U.S. Inflation Raises to 3.2% in April


The Consumer Price Index for All Urban Consumers (CPI-U) increased 3.2 percent over the last 12 months, before seasonal adjustment, the U.S. Bureau of Labor Statistics reported on May 13.

The 12-month increases of major indexes continue to climb. The all  items index rose 3.2 percent for the 12 months ending April 2011, the  highest figure since October 2008. The energy index has now risen 19.0 percent over the last 12 months, with the gasoline index up 33.1  percent. The food index has risen 3.2 percent while the index for all items less food and energy has increased 1.3 percent; both figures represent increases over recent months.

The Consumer Price Index increased 0.4 percent from the previous month, on a seasonally adjusted basis.

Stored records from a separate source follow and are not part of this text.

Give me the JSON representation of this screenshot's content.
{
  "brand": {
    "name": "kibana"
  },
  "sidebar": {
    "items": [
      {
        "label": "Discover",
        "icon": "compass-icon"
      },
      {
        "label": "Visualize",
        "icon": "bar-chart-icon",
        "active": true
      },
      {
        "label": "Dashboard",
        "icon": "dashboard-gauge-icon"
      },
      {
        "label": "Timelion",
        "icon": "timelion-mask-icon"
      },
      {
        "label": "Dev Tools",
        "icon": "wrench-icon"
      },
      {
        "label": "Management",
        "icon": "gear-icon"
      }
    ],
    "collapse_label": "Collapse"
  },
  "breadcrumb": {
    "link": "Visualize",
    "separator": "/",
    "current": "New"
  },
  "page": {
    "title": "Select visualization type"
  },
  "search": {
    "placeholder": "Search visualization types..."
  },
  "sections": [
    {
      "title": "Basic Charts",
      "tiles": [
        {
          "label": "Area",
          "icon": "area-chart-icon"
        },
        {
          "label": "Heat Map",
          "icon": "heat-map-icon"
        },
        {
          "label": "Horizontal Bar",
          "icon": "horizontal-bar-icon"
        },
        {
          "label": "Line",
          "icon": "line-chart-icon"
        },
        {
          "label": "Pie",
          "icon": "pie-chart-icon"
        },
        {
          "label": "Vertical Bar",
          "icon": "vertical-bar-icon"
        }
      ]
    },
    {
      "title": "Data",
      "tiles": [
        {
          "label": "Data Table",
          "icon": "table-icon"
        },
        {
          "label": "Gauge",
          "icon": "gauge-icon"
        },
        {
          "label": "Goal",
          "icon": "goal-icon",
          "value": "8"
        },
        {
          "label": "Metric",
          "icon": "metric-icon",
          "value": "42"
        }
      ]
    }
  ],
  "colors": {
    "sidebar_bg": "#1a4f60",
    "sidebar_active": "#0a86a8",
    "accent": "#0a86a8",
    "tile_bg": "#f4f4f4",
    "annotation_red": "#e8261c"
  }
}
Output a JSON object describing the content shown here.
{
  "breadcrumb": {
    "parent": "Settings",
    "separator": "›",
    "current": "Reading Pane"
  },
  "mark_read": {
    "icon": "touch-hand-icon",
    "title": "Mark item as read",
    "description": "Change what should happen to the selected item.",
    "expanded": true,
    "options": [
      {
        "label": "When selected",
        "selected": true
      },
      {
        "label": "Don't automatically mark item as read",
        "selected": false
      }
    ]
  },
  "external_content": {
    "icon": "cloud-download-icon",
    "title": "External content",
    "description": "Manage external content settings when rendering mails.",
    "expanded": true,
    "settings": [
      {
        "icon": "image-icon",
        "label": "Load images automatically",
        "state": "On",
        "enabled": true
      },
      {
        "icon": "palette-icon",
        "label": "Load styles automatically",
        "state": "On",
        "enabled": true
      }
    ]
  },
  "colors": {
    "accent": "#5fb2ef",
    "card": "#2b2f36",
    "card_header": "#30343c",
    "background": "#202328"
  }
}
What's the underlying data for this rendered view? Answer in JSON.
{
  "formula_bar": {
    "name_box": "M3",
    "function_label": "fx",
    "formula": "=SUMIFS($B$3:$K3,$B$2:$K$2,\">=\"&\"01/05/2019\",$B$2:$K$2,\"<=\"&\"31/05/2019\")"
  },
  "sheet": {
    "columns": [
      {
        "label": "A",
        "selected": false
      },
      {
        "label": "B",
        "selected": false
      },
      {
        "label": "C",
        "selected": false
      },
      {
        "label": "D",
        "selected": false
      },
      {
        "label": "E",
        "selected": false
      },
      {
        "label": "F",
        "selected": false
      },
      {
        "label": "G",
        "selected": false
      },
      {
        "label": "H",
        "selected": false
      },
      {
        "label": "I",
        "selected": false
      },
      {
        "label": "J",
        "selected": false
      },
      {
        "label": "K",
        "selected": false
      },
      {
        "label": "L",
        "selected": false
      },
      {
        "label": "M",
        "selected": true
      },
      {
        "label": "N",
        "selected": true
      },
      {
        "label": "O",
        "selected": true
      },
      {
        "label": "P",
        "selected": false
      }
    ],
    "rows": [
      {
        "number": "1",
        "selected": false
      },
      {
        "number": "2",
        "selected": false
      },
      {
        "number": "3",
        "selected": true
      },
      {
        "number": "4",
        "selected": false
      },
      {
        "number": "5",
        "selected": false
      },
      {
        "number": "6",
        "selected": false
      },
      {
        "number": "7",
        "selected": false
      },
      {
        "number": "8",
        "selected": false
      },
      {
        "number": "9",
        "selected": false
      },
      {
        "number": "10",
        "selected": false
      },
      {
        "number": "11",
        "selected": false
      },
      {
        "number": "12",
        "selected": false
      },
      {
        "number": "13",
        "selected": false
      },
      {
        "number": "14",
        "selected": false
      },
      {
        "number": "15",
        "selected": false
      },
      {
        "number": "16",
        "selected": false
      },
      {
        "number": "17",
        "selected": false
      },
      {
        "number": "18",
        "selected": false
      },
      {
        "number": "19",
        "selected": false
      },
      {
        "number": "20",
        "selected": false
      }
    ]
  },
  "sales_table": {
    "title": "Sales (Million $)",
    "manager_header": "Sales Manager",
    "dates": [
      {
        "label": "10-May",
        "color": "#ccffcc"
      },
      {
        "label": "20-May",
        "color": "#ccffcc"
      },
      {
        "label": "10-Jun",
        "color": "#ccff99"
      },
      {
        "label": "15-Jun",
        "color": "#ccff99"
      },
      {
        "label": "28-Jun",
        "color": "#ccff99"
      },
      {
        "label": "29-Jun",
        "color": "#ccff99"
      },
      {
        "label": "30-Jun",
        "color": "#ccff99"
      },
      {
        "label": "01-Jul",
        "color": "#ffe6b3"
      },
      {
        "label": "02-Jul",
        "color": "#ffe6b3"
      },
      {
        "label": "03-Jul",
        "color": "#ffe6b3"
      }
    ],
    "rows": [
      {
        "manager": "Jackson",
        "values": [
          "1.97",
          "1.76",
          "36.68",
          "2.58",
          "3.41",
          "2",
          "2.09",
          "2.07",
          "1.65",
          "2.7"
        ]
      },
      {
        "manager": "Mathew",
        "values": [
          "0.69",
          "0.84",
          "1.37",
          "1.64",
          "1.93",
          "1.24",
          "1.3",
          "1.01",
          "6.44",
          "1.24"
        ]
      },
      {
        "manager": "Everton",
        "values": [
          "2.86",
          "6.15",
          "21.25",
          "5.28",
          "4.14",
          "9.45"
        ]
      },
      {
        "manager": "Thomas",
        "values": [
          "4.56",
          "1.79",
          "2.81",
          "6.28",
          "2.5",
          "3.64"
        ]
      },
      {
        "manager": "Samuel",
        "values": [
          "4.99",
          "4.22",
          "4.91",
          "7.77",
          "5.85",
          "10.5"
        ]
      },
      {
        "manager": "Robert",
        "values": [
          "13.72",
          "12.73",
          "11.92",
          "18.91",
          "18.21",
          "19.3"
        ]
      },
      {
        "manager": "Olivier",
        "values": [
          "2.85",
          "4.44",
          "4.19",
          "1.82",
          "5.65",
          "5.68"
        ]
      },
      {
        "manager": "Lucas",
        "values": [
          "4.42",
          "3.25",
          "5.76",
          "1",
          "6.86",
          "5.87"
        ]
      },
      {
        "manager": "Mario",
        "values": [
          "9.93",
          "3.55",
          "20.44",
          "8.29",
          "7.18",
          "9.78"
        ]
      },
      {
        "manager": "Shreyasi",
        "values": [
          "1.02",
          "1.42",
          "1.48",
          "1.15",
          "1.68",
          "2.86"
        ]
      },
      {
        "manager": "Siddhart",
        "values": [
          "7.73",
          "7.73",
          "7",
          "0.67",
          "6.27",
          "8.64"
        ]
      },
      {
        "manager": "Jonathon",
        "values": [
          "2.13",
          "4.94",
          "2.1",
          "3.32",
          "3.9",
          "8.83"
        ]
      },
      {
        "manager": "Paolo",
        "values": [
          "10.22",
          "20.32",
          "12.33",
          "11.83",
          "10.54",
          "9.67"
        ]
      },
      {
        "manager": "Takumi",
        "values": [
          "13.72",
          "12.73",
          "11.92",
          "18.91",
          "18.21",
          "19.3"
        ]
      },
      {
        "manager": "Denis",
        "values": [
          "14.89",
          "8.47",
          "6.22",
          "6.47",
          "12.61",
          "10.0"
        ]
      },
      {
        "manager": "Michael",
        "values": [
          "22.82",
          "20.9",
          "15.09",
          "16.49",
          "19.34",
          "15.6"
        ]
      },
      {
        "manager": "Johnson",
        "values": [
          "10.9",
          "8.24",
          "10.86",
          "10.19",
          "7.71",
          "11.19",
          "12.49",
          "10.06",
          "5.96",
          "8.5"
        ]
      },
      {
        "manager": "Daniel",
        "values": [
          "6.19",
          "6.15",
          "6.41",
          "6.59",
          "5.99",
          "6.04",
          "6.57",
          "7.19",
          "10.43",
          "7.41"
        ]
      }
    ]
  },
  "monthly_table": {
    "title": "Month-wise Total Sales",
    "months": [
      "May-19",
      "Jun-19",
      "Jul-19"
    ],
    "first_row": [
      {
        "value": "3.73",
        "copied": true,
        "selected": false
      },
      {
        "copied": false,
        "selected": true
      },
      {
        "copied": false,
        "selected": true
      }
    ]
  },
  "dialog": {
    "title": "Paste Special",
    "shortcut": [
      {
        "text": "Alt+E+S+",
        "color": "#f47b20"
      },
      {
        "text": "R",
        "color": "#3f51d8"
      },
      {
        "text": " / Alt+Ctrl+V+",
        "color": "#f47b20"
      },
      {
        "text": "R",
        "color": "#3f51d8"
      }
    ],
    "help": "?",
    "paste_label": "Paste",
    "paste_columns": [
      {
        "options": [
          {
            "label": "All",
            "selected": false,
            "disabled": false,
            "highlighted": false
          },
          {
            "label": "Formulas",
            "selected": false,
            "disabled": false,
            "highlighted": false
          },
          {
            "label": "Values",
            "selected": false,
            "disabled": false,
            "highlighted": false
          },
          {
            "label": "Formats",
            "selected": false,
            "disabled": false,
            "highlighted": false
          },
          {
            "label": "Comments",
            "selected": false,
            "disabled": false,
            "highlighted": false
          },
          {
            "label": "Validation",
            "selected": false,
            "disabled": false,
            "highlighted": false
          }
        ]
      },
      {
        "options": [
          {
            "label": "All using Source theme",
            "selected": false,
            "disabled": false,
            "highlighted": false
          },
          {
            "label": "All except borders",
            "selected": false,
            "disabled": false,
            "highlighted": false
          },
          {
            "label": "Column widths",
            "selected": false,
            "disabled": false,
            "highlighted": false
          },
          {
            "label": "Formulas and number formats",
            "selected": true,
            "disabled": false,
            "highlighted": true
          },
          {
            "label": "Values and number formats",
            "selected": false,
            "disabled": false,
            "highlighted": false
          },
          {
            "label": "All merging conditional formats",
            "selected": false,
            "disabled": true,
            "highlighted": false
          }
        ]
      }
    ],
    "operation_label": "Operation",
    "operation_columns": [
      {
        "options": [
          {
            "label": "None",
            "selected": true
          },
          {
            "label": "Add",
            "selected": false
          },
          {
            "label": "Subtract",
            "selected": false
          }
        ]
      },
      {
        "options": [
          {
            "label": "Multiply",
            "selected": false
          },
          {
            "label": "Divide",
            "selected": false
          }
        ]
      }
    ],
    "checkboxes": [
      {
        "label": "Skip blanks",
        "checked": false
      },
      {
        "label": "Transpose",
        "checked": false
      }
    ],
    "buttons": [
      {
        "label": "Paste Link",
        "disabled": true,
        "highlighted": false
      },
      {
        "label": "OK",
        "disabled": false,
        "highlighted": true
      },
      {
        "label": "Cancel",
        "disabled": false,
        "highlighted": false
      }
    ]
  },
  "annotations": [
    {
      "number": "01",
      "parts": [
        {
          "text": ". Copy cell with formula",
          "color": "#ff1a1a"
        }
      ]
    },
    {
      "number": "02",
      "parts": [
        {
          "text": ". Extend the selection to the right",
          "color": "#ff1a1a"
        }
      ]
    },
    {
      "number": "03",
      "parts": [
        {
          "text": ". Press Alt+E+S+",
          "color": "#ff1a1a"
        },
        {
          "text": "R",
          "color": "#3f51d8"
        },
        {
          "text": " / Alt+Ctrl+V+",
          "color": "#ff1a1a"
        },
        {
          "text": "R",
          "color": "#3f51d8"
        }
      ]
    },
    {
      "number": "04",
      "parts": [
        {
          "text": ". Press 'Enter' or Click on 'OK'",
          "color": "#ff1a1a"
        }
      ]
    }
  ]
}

The energy index posted another increase in April as the gasoline index continued to rise, the latter accounting for almost half of the seasonally adjusted all items increase. The household energy index also rose, with all of its major components posting increases. The food index increased as well in April, though the 0.5 percent rise in the food at home index was the smallest increase this year. Within the food at home component, the indexes for meats, poultry, fish, and eggs, for dairy and related products, and for nonalcoholic beverages all posted notable increases, though the fresh vegetables index did decline following recent advances.
 
The index for all items less food and energy rose 0.2 percent in April, the third increase of that size in the last four months.  Indexes making major contributions to that increase included those for new vehicles, used cars and trucks, medical care, and shelter.


TradingEconomics.com, US Bureau of Labor Statistics
5/13/2011 1:41:40 PM